- **Records for this task**

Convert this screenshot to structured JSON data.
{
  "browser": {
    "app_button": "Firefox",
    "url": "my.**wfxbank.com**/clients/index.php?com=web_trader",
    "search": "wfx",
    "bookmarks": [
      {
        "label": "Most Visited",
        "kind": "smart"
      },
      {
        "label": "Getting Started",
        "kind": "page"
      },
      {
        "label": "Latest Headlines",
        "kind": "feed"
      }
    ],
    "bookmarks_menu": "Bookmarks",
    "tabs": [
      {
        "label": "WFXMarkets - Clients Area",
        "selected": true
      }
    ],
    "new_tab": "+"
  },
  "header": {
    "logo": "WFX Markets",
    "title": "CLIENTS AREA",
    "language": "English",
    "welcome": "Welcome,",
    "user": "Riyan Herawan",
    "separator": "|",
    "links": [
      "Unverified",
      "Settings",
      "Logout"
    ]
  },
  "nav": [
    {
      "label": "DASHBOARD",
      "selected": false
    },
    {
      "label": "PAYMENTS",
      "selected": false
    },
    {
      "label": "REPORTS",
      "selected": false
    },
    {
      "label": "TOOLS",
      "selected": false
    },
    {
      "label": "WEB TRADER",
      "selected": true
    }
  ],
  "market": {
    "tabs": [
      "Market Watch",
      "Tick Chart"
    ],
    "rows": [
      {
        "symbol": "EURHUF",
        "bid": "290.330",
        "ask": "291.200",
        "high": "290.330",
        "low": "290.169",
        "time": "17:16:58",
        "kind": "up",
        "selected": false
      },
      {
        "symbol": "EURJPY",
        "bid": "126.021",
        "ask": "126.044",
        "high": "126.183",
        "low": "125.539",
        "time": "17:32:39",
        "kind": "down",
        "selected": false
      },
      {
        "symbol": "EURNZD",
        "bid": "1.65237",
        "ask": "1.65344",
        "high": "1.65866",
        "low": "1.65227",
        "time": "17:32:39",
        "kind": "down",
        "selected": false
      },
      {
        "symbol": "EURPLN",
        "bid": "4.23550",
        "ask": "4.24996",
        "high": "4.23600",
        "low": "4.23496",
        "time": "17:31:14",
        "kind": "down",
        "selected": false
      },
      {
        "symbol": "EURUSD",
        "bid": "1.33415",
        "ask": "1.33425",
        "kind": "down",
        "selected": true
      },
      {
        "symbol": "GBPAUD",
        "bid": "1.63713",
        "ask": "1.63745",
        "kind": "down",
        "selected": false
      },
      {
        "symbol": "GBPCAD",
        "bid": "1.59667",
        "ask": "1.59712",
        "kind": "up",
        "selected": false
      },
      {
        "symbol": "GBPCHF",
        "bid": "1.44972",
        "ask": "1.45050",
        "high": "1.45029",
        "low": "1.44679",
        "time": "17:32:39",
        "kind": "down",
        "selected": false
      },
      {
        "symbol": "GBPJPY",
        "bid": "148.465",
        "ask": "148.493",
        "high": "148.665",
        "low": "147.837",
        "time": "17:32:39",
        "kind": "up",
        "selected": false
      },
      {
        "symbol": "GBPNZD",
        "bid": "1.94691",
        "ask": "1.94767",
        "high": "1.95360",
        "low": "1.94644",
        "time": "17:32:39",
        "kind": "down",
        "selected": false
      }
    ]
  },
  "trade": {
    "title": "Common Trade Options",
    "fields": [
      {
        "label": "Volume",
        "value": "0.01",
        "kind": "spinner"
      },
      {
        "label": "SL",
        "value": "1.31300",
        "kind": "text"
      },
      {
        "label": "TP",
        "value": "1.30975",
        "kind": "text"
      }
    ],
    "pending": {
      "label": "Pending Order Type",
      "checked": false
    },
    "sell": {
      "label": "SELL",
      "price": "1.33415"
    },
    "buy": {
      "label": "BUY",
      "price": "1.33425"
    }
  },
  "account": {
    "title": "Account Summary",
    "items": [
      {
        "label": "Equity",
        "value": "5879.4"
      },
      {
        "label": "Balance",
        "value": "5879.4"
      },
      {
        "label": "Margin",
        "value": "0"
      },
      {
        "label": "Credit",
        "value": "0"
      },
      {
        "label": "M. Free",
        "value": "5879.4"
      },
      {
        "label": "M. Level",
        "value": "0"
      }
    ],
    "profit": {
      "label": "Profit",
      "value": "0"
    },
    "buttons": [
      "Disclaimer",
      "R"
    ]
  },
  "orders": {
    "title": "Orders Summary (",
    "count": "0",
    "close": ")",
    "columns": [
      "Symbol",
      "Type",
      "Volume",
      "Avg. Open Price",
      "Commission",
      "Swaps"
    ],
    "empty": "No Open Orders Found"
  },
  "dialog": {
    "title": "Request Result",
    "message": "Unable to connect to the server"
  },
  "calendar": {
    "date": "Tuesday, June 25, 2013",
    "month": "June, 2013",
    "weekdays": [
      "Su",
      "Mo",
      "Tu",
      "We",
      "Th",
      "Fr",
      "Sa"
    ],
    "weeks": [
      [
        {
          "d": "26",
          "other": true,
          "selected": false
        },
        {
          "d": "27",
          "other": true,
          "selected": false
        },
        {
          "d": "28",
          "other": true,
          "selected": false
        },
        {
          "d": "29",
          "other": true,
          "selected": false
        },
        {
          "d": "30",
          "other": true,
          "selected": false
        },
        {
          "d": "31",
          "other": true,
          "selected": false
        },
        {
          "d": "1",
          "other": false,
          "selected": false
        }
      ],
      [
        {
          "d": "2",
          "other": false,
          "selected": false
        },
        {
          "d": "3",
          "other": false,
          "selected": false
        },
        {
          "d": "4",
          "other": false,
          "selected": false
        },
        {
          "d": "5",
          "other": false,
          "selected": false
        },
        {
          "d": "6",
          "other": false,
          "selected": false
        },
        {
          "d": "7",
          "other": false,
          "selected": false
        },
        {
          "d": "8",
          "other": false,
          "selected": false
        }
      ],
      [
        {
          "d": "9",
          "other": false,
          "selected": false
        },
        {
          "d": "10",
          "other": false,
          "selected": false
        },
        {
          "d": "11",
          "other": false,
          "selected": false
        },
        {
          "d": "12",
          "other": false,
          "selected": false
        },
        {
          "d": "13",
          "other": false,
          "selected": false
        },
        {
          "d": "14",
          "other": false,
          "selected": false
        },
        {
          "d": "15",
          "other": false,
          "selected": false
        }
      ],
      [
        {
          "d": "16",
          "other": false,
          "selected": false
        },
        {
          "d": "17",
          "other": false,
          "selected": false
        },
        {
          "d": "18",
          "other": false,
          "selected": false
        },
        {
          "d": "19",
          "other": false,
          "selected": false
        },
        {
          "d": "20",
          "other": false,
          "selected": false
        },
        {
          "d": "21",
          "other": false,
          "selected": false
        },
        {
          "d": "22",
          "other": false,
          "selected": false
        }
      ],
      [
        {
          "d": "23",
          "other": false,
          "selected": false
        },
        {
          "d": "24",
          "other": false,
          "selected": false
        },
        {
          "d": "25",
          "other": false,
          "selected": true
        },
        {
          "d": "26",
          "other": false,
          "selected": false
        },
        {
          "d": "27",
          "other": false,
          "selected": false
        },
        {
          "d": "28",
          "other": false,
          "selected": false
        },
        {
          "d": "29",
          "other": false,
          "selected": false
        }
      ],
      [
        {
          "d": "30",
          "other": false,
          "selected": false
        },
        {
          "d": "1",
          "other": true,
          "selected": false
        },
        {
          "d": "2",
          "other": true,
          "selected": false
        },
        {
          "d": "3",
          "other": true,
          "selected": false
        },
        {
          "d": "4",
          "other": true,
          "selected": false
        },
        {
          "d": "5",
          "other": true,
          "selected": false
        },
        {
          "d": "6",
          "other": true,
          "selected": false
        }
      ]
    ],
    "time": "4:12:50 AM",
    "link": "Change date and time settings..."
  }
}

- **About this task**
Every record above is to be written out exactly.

- **Exercise output**
Convert this screenshot to structured JSON data.
{
  "browser": {
    "app_button": "Firefox",
    "url": "my.**wfxbank.com**/clients/index.php?com=web_trader",
    "search": "wfx",
    "bookmarks": [
      {
        "label": "Most Visited",
        "kind": "smart"
      },
      {
        "label": "Getting Started",
        "kind": "page"
      },
      {
        "label": "Latest Headlines",
        "kind": "feed"
      }
    ],
    "bookmarks_menu": "Bookmarks",
    "tabs": [
      {
        "label": "WFXMarkets - Clients Area",
        "selected": true
      }
    ],
    "new_tab": "+"
  },
  "header": {
    "logo": "WFX Markets",
    "title": "CLIENTS AREA",
    "language": "English",
    "welcome": "Welcome,",
    "user": "Riyan Herawan",
    "separator": "|",
    "links": [
      "Unverified",
      "Settings",
      "Logout"
    ]
  },
  "nav": [
    {
      "label": "DASHBOARD",
      "selected": false
    },
    {
      "label": "PAYMENTS",
      "selected": false
    },
    {
      "label": "REPORTS",
      "selected": false
    },
    {
      "label": "TOOLS",
      "selected": false
    },
    {
      "label": "WEB TRADER",
      "selected": true
    }
  ],
  "market": {
    "tabs": [
      "Market Watch",
      "Tick Chart"
    ],
    "rows": [
      {
        "symbol": "EURHUF",
        "bid": "290.330",
        "ask": "291.200",
        "high": "290.330",
        "low": "290.169",
        "time": "17:16:58",
        "kind": "up",
        "selected": false
      },
      {
        "symbol": "EURJPY",
        "bid": "126.021",
        "ask": "126.044",
        "high": "126.183",
        "low": "125.539",
        "time": "17:32:39",
        "kind": "down",
        "selected": false
      },
      {
        "symbol": "EURNZD",
        "bid": "1.65237",
        "ask": "1.65344",
        "high": "1.65866",
        "low": "1.65227",
        "time": "17:32:39",
        "kind": "down",
        "selected": false
      },
      {
        "symbol": "EURPLN",
        "bid": "4.23550",
        "ask": "4.24996",
        "high": "4.23600",
        "low": "4.23496",
        "time": "17:31:14",
        "kind": "down",
        "selected": false
      },
      {
        "symbol": "EURUSD",
        "bid": "1.33415",
        "ask": "1.33425",
        "kind": "down",
        "selected": true
      },
      {
        "symbol": "GBPAUD",
        "bid": "1.63713",
        "ask": "1.63745",
        "kind": "down",
        "selected": false
      },
      {
        "symbol": "GBPCAD",
        "bid": "1.59667",
        "ask": "1.59712",
        "kind": "up",
        "selected": false
      },
      {
        "symbol": "GBPCHF",
        "bid": "1.44972",
        "ask": "1.45050",
        "high": "1.45029",
        "low": "1.44679",
        "time": "17:32:39",
        "kind": "down",
        "selected": false
      },
      {
        "symbol": "GBPJPY",
        "bid": "148.465",
        "ask": "148.493",
        "high": "148.665",
        "low": "147.837",
        "time": "17:32:39",
        "kind": "up",
        "selected": false
      },
      {
        "symbol": "GBPNZD",
        "bid": "1.94691",
        "ask": "1.94767",
        "high": "1.95360",
        "low": "1.94644",
        "time": "17:32:39",
        "kind": "down",
        "selected": false
      }
    ]
  },
  "trade": {
    "title": "Common Trade Options",
    "fields": [
      {
        "label": "Volume",
        "value": "0.01",
        "kind": "spinner"
      },
      {
        "label": "SL",
        "value": "1.31300",
        "kind": "text"
      },
      {
        "label": "TP",
        "value": "1.30975",
        "kind": "text"
      }
    ],
    "pending": {
      "label": "Pending Order Type",
      "checked": false
    },
    "sell": {
      "label": "SELL",
      "price": "1.33415"
    },
    "buy": {
      "label": "BUY",
      "price": "1.33425"
    }
  },
  "account": {
    "title": "Account Summary",
    "items": [
      {
        "label": "Equity",
        "value": "5879.4"
      },
      {
        "label": "Balance",
        "value": "5879.4"
      },
      {
        "label": "Margin",
        "value": "0"
      },
      {
        "label": "Credit",
        "value": "0"
      },
      {
        "label": "M. Free",
        "value": "5879.4"
      },
      {
        "label": "M. Level",
        "value": "0"
      }
    ],
    "profit": {
      "label": "Profit",
      "value": "0"
    },
    "buttons": [
      "Disclaimer",
      "R"
    ]
  },
  "orders": {
    "title": "Orders Summary (",
    "count": "0",
    "close": ")",
    "columns": [
      "Symbol",
      "Type",
      "Volume",
      "Avg. Open Price",
      "Commission",
      "Swaps"
    ],
    "empty": "No Open Orders Found"
  },
  "dialog": {
    "title": "Request Result",
    "message": "Unable to connect to the server"
  },
  "calendar": {
    "date": "Tuesday, June 25, 2013",
    "month": "June, 2013",
    "weekdays": [
      "Su",
      "Mo",
      "Tu",
      "We",
      "Th",
      "Fr",
      "Sa"
    ],
    "weeks": [
      [
        {
          "d": "26",
          "other": true,
          "selected": false
        },
        {
          "d": "27",
          "other": true,
          "selected": false
        },
        {
          "d": "28",
          "other": true,
          "selected": false
        },
        {
          "d": "29",
          "other": true,
          "selected": false
        },
        {
          "d": "30",
          "other": true,
          "selected": false
        },
        {
          "d": "31",
          "other": true,
          "selected": false
        },
        {
          "d": "1",
          "other": false,
          "selected": false
        }
      ],
      [
        {
          "d": "2",
          "other": false,
          "selected": false
        },
        {
          "d": "3",
          "other": false,
          "selected": false
        },
        {
          "d": "4",
          "other": false,
          "selected": false
        },
        {
          "d": "5",
          "other": false,
          "selected": false
        },
        {
          "d": "6",
          "other": false,
          "selected": false
        },
        {
          "d": "7",
          "other": false,
          "selected": false
        },
        {
          "d": "8",
          "other": false,
          "selected": false
        }
      ],
      [
        {
          "d": "9",
          "other": false,
          "selected": false
        },
        {
          "d": "10",
          "other": false,
          "selected": false
        },
        {
          "d": "11",
          "other": false,
          "selected": false
        },
        {
          "d": "12",
          "other": false,
          "selected": false
        },
        {
          "d": "13",
          "other": false,
          "selected": false
        },
        {
          "d": "14",
          "other": false,
          "selected": false
        },
        {
          "d": "15",
          "other": false,
          "selected": false
        }
      ],
      [
        {
          "d": "16",
          "other": false,
          "selected": false
        },
        {
          "d": "17",
          "other": false,
          "selected": false
        },
        {
          "d": "18",
          "other": false,
          "selected": false
        },
        {
          "d": "19",
          "other": false,
          "selected": false
        },
        {
          "d": "20",
          "other": false,
          "selected": false
        },
        {
          "d": "21",
          "other": false,
          "selected": false
        },
        {
          "d": "22",
          "other": false,
          "selected": false
        }
      ],
      [
        {
          "d": "23",
          "other": false,
          "selected": false
        },
        {
          "d": "24",
          "other": false,
          "selected": false
        },
        {
          "d": "25",
          "other": false,
          "selected": true
        },
        {
          "d": "26",
          "other": false,
          "selected": false
        },
        {
          "d": "27",
          "other": false,
          "selected": false
        },
        {
          "d": "28",
          "other": false,
          "selected": false
        },
        {
          "d": "29",
          "other": false,
          "selected": false
        }
      ],
      [
        {
          "d": "30",
          "other": false,
          "selected": false
        },
        {
          "d": "1",
          "other": true,
          "selected": false
        },
        {
          "d": "2",
          "other": true,
          "selected": false
        },
        {
          "d": "3",
          "other": true,
          "selected": false
        },
        {
          "d": "4",
          "other": true,
          "selected": false
        },
        {
          "d": "5",
          "other": true,
          "selected": false
        },
        {
          "d": "6",
          "other": true,
          "selected": false
        }
      ]
    ],
    "time": "4:12:50 AM",
    "link": "Change date and time settings..."
  }
}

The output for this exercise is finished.